# THE PROBLEM
Would you write out all the records again, exactly?

# DATASET RECORDS
■ ■ ■
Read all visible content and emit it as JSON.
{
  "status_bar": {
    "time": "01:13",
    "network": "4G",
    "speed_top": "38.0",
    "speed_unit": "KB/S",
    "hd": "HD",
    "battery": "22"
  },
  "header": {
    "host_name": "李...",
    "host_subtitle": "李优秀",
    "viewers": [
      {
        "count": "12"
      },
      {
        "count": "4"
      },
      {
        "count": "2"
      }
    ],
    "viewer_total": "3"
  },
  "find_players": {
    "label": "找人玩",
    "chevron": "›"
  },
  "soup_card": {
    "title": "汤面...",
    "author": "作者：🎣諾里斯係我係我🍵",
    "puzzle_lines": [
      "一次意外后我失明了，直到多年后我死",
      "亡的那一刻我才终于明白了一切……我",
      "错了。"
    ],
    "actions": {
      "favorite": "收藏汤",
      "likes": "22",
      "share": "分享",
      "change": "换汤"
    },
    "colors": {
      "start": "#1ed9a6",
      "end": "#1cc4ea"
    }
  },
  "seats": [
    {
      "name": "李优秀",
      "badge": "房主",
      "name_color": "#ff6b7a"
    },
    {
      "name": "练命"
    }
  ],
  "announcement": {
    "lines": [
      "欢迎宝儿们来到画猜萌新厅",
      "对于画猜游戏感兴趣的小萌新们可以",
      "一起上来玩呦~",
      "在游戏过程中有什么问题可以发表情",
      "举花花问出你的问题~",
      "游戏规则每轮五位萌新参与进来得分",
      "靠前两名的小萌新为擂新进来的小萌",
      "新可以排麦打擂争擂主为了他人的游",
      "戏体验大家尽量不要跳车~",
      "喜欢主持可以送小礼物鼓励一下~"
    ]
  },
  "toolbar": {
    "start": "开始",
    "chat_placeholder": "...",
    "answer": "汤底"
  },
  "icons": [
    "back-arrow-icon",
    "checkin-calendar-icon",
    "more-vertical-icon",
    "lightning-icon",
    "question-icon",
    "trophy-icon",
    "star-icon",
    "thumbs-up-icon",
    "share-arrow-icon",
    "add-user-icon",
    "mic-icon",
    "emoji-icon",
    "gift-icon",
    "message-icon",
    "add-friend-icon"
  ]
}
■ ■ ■
# RESULT
Read all visible content and emit it as JSON.
{
  "status_bar": {
    "time": "01:13",
    "network": "4G",
    "speed_top": "38.0",
    "speed_unit": "KB/S",
    "hd": "HD",
    "battery": "22"
  },
  "header": {
    "host_name": "李...",
    "host_subtitle": "李优秀",
    "viewers": [
      {
        "count": "12"
      },
      {
        "count": "4"
      },
      {
        "count": "2"
      }
    ],
    "viewer_total": "3"
  },
  "find_players": {
    "label": "找人玩",
    "chevron": "›"
  },
  "soup_card": {
    "title": "汤面...",
    "author": "作者：🎣諾里斯係我係我🍵",
    "puzzle_lines": [
      "一次意外后我失明了，直到多年后我死",
      "亡的那一刻我才终于明白了一切……我",
      "错了。"
    ],
    "actions": {
      "favorite": "收藏汤",
      "likes": "22",
      "share": "分享",
      "change": "换汤"
    },
    "colors": {
      "start": "#1ed9a6",
      "end": "#1cc4ea"
    }
  },
  "seats": [
    {
      "name": "李优秀",
      "badge": "房主",
      "name_color": "#ff6b7a"
    },
    {
      "name": "练命"
    }
  ],
  "announcement": {
    "lines": [
      "欢迎宝儿们来到画猜萌新厅",
      "对于画猜游戏感兴趣的小萌新们可以",
      "一起上来玩呦~",
      "在游戏过程中有什么问题可以发表情",
      "举花花问出你的问题~",
      "游戏规则每轮五位萌新参与进来得分",
      "靠前两名的小萌新为擂新进来的小萌",
      "新可以排麦打擂争擂主为了他人的游",
      "戏体验大家尽量不要跳车~",
      "喜欢主持可以送小礼物鼓励一下~"
    ]
  },
  "toolbar": {
    "start": "开始",
    "chat_placeholder": "...",
    "answer": "汤底"
  },
  "icons": [
    "back-arrow-icon",
    "checkin-calendar-icon",
    "more-vertical-icon",
    "lightning-icon",
    "question-icon",
    "trophy-icon",
    "star-icon",
    "thumbs-up-icon",
    "share-arrow-icon",
    "add-user-icon",
    "mic-icon",
    "emoji-icon",
    "gift-icon",
    "message-icon",
    "add-friend-icon"
  ]
}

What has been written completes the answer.